■ **Task statement**
A word-for-word printout of the whole listing is needed.

■ **Given data**
•••

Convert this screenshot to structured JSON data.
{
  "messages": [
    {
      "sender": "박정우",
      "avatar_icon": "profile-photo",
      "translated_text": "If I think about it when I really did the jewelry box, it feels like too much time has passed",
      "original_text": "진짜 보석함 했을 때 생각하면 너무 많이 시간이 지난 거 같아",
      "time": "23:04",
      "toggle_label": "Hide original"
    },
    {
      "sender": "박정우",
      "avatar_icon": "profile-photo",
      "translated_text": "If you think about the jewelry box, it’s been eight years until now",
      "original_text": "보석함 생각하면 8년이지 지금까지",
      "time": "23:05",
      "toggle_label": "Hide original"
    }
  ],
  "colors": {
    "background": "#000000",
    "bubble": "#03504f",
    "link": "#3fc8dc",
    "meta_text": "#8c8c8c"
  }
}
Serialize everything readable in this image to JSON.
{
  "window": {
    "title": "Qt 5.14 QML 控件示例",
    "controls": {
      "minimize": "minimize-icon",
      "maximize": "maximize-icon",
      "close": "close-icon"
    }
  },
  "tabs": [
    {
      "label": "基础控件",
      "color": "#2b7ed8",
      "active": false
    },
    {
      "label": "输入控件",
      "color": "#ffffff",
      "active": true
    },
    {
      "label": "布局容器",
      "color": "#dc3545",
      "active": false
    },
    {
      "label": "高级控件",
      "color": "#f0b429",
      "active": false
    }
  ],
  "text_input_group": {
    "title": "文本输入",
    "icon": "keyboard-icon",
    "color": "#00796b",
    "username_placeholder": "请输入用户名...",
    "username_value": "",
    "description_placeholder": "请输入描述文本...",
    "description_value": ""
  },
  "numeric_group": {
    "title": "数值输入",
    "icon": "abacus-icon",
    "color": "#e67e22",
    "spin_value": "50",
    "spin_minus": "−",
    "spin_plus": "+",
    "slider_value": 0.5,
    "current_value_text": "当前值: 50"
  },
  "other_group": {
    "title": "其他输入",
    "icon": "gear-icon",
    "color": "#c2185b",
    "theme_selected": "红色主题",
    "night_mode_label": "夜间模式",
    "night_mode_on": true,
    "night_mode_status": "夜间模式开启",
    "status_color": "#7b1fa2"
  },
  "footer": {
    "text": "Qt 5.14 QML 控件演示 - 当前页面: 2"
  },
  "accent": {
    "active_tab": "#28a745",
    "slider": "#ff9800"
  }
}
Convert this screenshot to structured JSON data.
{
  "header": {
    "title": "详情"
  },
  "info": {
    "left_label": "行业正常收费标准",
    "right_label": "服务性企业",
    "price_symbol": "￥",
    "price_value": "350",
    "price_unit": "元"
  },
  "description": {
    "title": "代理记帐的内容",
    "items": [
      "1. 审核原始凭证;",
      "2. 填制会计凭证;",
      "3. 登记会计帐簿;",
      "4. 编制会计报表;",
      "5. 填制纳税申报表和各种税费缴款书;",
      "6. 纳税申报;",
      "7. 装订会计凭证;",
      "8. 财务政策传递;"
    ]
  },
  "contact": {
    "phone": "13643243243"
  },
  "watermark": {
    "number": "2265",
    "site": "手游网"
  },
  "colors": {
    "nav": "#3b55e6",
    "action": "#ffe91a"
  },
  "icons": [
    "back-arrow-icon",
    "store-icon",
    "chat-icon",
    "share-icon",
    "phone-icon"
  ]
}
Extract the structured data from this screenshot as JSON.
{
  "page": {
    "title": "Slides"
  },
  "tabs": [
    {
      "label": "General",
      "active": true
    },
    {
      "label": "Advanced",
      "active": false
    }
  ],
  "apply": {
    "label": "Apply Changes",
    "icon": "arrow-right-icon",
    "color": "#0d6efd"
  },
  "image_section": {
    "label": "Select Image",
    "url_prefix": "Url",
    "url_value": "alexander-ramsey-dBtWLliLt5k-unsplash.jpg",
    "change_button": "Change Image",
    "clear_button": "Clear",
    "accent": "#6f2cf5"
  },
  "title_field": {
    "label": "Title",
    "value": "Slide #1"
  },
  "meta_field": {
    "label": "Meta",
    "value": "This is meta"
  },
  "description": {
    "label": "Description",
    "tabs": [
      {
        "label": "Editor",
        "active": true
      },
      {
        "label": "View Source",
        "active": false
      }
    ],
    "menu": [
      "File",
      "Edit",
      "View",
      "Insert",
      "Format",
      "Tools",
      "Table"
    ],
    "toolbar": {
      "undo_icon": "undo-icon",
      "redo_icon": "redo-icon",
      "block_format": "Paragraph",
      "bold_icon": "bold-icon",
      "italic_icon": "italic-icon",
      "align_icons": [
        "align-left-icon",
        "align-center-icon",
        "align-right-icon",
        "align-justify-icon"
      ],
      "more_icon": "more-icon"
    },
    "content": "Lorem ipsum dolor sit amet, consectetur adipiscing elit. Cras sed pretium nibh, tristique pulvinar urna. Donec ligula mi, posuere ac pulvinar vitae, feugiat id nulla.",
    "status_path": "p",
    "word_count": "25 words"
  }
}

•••

■ **The completed task**
Convert this screenshot to structured JSON data.
{
  "messages": [
    {
      "sender": "박정우",
      "avatar_icon": "profile-photo",
      "translated_text": "If I think about it when I really did the jewelry box, it feels like too much time has passed",
      "original_text": "진짜 보석함 했을 때 생각하면 너무 많이 시간이 지난 거 같아",
      "time": "23:04",
      "toggle_label": "Hide original"
    },
    {
      "sender": "박정우",
      "avatar_icon": "profile-photo",
      "translated_text": "If you think about the jewelry box, it’s been eight years until now",
      "original_text": "보석함 생각하면 8년이지 지금까지",
      "time": "23:05",
      "toggle_label": "Hide original"
    }
  ],
  "colors": {
    "background": "#000000",
    "bubble": "#03504f",
    "link": "#3fc8dc",
    "meta_text": "#8c8c8c"
  }
}
Serialize everything readable in this image to JSON.
{
  "window": {
    "title": "Qt 5.14 QML 控件示例",
    "controls": {
      "minimize": "minimize-icon",
      "maximize": "maximize-icon",
      "close": "close-icon"
    }
  },
  "tabs": [
    {
      "label": "基础控件",
      "color": "#2b7ed8",
      "active": false
    },
    {
      "label": "输入控件",
      "color": "#ffffff",
      "active": true
    },
    {
      "label": "布局容器",
      "color": "#dc3545",
      "active": false
    },
    {
      "label": "高级控件",
      "color": "#f0b429",
      "active": false
    }
  ],
  "text_input_group": {
    "title": "文本输入",
    "icon": "keyboard-icon",
    "color": "#00796b",
    "username_placeholder": "请输入用户名...",
    "username_value": "",
    "description_placeholder": "请输入描述文本...",
    "description_value": ""
  },
  "numeric_group": {
    "title": "数值输入",
    "icon": "abacus-icon",
    "color": "#e67e22",
    "spin_value": "50",
    "spin_minus": "−",
    "spin_plus": "+",
    "slider_value": 0.5,
    "current_value_text": "当前值: 50"
  },
  "other_group": {
    "title": "其他输入",
    "icon": "gear-icon",
    "color": "#c2185b",
    "theme_selected": "红色主题",
    "night_mode_label": "夜间模式",
    "night_mode_on": true,
    "night_mode_status": "夜间模式开启",
    "status_color": "#7b1fa2"
  },
  "footer": {
    "text": "Qt 5.14 QML 控件演示 - 当前页面: 2"
  },
  "accent": {
    "active_tab": "#28a745",
    "slider": "#ff9800"
  }
}
Convert this screenshot to structured JSON data.
{
  "header": {
    "title": "详情"
  },
  "info": {
    "left_label": "行业正常收费标准",
    "right_label": "服务性企业",
    "price_symbol": "￥",
    "price_value": "350",
    "price_unit": "元"
  },
  "description": {
    "title": "代理记帐的内容",
    "items": [
      "1. 审核原始凭证;",
      "2. 填制会计凭证;",
      "3. 登记会计帐簿;",
      "4. 编制会计报表;",
      "5. 填制纳税申报表和各种税费缴款书;",
      "6. 纳税申报;",
      "7. 装订会计凭证;",
      "8. 财务政策传递;"
    ]
  },
  "contact": {
    "phone": "13643243243"
  },
  "watermark": {
    "number": "2265",
    "site": "手游网"
  },
  "colors": {
    "nav": "#3b55e6",
    "action": "#ffe91a"
  },
  "icons": [
    "back-arrow-icon",
    "store-icon",
    "chat-icon",
    "share-icon",
    "phone-icon"
  ]
}
Extract the structured data from this screenshot as JSON.
{
  "page": {
    "title": "Slides"
  },
  "tabs": [
    {
      "label": "General",
      "active": true
    },
    {
      "label": "Advanced",
      "active": false
    }
  ],
  "apply": {
    "label": "Apply Changes",
    "icon": "arrow-right-icon",
    "color": "#0d6efd"
  },
  "image_section": {
    "label": "Select Image",
    "url_prefix": "Url",
    "url_value": "alexander-ramsey-dBtWLliLt5k-unsplash.jpg",
    "change_button": "Change Image",
    "clear_button": "Clear",
    "accent": "#6f2cf5"
  },
  "title_field": {
    "label": "Title",
    "value": "Slide #1"
  },
  "meta_field": {
    "label": "Meta",
    "value": "This is meta"
  },
  "description": {
    "label": "Description",
    "tabs": [
      {
        "label": "Editor",
        "active": true
      },
      {
        "label": "View Source",
        "active": false
      }
    ],
    "menu": [
      "File",
      "Edit",
      "View",
      "Insert",
      "Format",
      "Tools",
      "Table"
    ],
    "toolbar": {
      "undo_icon": "undo-icon",
      "redo_icon": "redo-icon",
      "block_format": "Paragraph",
      "bold_icon": "bold-icon",
      "italic_icon": "italic-icon",
      "align_icons": [
        "align-left-icon",
        "align-center-icon",
        "align-right-icon",
        "align-justify-icon"
      ],
      "more_icon": "more-icon"
    },
    "content": "Lorem ipsum dolor sit amet, consectetur adipiscing elit. Cras sed pretium nibh, tristique pulvinar urna. Donec ligula mi, posuere ac pulvinar vitae, feugiat id nulla.",
    "status_path": "p",
    "word_count": "25 words"
  }
}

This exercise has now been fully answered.